%%

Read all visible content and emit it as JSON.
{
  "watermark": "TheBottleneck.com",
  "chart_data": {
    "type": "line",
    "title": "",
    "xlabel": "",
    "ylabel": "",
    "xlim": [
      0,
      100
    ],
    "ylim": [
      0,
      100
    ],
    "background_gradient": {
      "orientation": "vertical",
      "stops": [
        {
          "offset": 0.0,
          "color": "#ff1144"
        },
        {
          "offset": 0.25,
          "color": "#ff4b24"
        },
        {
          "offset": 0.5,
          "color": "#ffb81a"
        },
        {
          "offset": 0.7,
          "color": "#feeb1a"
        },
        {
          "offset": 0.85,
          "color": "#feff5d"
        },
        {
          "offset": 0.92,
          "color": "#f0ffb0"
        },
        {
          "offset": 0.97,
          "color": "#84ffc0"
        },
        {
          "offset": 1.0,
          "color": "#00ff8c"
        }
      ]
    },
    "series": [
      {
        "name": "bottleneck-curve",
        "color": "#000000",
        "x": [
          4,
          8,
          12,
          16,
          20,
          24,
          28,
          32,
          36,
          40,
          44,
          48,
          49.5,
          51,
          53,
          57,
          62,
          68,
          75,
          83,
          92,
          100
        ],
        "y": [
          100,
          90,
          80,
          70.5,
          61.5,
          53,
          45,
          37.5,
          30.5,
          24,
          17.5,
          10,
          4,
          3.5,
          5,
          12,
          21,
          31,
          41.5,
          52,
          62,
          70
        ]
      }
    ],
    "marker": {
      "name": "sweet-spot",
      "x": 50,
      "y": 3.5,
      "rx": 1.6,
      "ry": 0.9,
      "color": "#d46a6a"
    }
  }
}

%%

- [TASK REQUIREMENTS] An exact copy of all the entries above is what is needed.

- [RESPONSE TO THE EXERCISE]
Read all visible content and emit it as JSON.
{
  "watermark": "TheBottleneck.com",
  "chart_data": {
    "type": "line",
    "title": "",
    "xlabel": "",
    "ylabel": "",
    "xlim": [
      0,
      100
    ],
    "ylim": [
      0,
      100
    ],
    "background_gradient": {
      "orientation": "vertical",
      "stops": [
        {
          "offset": 0.0,
          "color": "#ff1144"
        },
        {
          "offset": 0.25,
          "color": "#ff4b24"
        },
        {
          "offset": 0.5,
          "color": "#ffb81a"
        },
        {
          "offset": 0.7,
          "color": "#feeb1a"
        },
        {
          "offset": 0.85,
          "color": "#feff5d"
        },
        {
          "offset": 0.92,
          "color": "#f0ffb0"
        },
        {
          "offset": 0.97,
          "color": "#84ffc0"
        },
        {
          "offset": 1.0,
          "color": "#00ff8c"
        }
      ]
    },
    "series": [
      {
        "name": "bottleneck-curve",
        "color": "#000000",
        "x": [
          4,
          8,
          12,
          16,
          20,
          24,
          28,
          32,
          36,
          40,
          44,
          48,
          49.5,
          51,
          53,
          57,
          62,
          68,
          75,
          83,
          92,
          100
        ],
        "y": [
          100,
          90,
          80,
          70.5,
          61.5,
          53,
          45,
          37.5,
          30.5,
          24,
          17.5,
          10,
          4,
          3.5,
          5,
          12,
          21,
          31,
          41.5,
          52,
          62,
          70
        ]
      }
    ],
    "marker": {
      "name": "sweet-spot",
      "x": 50,
      "y": 3.5,
      "rx": 1.6,
      "ry": 0.9,
      "color": "#d46a6a"
    }
  }
}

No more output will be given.